Lawmakers spike LePage nominee’s appointment to head housing agency

Senate Democrats on Thursday blocked Gov. Paul LePage’s nominee to lead the Maine State Housing Authority. The Senate voted 20-13 to confirm George Gervais, who is currently serving as LePage’s commissioner of economic and community development, but the result was two votes shy of the two-thirds needed for confirmation. Gervais’ nomination to succeed John Gallagher as executive director of the quasi-state agency was the subject of much debate at his committee-level confirmation hearing this month. The committee voted out a split recommendation on March 1 – with seven Democrats opposing and six Republicans supporting his nomination. Read the story.


Kennebunk technology firm acquired by Boston investment group

Plixer, a computer network analytics provider based in Kennebunk, says it is poised for significant growth after being acquired by Battery Ventures, a technology-focused Boston investment firm. Founded in 1999, Plixer has 54 employees and provides services to more than 3,000 customers in 108 countries, said Bob Noel, the company’s director of strategic relationships and marketing. Noel would not disclose the terms of the Battery Ventures acquisition, but he said it will lead to significant growth for Plixer in the coming years, including the hiring of additional staff in Kennebunk. He said the specifics of the company’s growth plans are being worked out. Plixer offers a product called Scrutinizer that conducts forensic analyses on a wide variety of network activity. It allows customers to quickly troubleshoot problems such as a hack or security breach and return their networks to normal operation. Read the story.

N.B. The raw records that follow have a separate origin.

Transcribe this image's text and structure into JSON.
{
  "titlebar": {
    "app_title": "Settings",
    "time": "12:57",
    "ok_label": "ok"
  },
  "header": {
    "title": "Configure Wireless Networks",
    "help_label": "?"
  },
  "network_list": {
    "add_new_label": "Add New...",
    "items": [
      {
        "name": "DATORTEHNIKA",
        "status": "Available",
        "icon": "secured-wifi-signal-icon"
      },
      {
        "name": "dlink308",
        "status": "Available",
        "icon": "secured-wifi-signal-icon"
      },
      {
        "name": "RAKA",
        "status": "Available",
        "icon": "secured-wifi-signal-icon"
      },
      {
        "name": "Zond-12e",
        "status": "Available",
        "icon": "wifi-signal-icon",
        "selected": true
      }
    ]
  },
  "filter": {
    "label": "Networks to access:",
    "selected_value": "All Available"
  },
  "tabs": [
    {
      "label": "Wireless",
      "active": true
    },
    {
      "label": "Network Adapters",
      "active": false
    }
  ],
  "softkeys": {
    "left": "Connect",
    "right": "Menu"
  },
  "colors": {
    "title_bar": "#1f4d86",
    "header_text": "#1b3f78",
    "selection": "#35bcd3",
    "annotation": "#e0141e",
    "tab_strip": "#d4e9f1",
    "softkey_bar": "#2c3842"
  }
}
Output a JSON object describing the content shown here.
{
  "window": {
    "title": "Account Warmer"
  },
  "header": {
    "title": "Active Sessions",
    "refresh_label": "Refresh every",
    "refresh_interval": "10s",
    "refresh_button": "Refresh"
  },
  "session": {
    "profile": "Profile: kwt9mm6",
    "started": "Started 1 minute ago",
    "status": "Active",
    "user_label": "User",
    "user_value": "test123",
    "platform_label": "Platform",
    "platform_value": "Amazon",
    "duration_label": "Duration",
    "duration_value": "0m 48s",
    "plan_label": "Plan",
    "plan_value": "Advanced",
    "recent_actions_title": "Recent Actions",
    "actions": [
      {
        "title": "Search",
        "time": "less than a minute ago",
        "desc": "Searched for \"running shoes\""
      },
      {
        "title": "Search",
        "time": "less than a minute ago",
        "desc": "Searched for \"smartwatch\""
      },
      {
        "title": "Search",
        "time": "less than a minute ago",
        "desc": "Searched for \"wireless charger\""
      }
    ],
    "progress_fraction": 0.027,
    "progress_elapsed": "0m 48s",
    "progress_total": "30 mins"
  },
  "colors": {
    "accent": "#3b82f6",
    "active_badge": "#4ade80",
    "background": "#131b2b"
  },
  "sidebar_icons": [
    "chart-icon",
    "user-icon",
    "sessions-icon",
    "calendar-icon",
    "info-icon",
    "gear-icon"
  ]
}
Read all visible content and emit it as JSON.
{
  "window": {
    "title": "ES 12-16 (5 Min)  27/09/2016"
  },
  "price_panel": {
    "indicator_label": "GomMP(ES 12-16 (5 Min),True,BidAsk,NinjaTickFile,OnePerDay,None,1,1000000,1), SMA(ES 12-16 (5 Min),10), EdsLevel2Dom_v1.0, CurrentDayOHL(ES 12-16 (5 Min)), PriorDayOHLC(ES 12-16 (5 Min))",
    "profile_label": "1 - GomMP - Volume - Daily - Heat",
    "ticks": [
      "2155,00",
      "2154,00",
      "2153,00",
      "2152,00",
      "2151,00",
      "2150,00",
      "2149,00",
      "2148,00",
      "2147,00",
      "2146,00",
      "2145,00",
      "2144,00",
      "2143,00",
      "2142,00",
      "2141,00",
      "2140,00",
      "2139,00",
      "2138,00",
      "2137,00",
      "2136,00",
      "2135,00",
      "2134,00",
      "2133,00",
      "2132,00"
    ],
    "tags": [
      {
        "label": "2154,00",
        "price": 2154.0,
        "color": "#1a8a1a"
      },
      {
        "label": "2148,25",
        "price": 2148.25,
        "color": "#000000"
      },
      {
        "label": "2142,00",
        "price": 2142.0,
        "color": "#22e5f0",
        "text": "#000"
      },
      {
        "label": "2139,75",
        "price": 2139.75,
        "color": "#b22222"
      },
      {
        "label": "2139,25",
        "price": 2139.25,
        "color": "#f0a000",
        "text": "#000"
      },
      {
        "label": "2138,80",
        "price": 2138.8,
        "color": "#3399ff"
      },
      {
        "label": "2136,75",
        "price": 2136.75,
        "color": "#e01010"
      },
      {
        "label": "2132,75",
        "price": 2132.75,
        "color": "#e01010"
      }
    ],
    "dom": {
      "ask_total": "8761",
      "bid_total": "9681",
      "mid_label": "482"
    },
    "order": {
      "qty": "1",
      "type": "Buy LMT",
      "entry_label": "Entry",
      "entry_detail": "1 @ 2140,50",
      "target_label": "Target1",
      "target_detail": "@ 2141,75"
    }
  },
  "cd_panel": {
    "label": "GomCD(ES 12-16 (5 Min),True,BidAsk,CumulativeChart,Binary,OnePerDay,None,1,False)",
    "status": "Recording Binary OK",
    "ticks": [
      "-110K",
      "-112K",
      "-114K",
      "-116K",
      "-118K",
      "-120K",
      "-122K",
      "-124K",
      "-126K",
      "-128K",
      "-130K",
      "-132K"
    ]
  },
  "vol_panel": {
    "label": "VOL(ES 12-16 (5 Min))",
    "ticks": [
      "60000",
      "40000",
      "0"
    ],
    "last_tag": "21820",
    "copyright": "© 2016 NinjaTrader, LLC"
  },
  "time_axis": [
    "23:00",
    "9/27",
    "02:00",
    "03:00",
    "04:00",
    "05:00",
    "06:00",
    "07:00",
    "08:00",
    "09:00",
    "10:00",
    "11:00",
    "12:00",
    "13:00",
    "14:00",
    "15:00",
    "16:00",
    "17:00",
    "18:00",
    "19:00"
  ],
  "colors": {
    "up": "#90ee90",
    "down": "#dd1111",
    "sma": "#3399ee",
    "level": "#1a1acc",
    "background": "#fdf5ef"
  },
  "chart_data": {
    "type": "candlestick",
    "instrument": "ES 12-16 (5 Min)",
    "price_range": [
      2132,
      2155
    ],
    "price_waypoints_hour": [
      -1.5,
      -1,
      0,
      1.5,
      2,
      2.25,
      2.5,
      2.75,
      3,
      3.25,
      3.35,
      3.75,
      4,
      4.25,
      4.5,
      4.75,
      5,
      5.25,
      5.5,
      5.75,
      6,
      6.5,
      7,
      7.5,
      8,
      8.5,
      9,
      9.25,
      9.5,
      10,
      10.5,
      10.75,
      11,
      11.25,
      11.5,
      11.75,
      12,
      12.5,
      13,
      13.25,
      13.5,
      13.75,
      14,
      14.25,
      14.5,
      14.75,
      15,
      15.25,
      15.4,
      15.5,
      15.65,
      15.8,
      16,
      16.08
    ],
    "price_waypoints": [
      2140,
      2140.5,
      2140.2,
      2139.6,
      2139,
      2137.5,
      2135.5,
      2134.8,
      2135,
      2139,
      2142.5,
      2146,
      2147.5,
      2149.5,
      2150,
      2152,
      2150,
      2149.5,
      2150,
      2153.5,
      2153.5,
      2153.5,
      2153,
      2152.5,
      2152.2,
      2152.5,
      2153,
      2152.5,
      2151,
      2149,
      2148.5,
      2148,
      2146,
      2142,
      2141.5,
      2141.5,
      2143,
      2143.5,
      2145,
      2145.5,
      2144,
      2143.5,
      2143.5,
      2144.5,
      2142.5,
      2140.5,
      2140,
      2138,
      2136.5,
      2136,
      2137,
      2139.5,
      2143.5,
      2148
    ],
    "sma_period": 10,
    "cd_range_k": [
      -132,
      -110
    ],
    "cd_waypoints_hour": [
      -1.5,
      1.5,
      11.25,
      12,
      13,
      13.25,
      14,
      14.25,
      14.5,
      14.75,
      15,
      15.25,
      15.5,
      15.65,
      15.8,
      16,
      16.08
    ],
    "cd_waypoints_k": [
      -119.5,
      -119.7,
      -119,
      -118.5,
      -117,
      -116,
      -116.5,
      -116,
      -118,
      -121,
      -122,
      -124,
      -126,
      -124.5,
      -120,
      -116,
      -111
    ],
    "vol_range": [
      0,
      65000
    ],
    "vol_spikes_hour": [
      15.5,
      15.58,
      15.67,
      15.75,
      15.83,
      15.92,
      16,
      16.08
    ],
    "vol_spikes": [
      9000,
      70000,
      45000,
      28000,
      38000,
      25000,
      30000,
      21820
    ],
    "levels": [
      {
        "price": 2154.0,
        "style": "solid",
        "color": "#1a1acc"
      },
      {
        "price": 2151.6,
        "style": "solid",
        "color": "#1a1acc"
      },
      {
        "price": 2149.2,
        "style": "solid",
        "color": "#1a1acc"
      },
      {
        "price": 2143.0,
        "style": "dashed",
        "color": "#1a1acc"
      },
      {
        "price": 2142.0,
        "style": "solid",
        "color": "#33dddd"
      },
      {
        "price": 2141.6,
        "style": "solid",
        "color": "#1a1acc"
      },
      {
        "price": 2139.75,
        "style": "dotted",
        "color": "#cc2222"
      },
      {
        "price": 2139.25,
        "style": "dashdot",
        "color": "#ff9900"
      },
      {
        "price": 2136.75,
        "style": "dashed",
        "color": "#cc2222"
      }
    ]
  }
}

Ferry service to pay for upgrades at Portland terminal

Nova Scotia will pay for improvements at the Portland ferry terminal required by the federal government so international ferry service can resume this summer. The provincial government will spend as much as $1.5 million for license plate readers and radiation detectors at the U.S. Customs and Border Protection facility at Portland Ocean Gateway, said Marla MacInnis, a spokeswoman for the Nova Scotia Department of Transportation and Infrastructure Renewal. The future of the high-speed Cat ferry between Portland and Yarmouth, Nova Scotia, was thrown into doubt last year, when Customs and Border Protection said it would no longer screen and process passengers without upgrades to make the terminal comply with the department’s standards. Portland officials have said the $7 million estimated total cost is too much for the city to pay alone, considering the ferry’s mixed record since service restarted in 2014 after a four-year hiatus. Read the story.


Bank raises minimum wage to $15 per hour

Bangor Savings Bank has raised the minimum rate it pays employees in all positions to $15 an hour, the bank said Thursday. The increase, which took effect Feb. 25, supports the bank’s objective to pay a living wage to all employees regardless of location, position, or whether they are full-time or part-time, Bangor Savings said in a statement. In January 2016, Bangor Savings raised its minimum wage to $13 an hour. The bank said it has made three subsequent wage increases since then as part of a living wage initiative. Read the story.


Pot-themed radio show launches

Maine is now home to a cannabis-themed radio show, an hourlong mix of music and talk that is co-hosted by a high-profile medical marijuana caregiver. Dawson Julia, the owner of a medical marijuana shop in Unity, will tackle a different topic every week on the Cannabis Connection, which airs from 6-7 p.m. on Mondays on WFMX-107.9 The Mix. He is joined by on-air personality Chris Rush and a different special guest each week, ranging from a state representative who works on state medical cannabis legislation to a nurse practitioner who certifies medical marijuana patients to a criminal defense lawyer. In its first month, it has been a mix of pre-recorded and live segments, with about 20 minutes of talk spread over one hour. Read the story.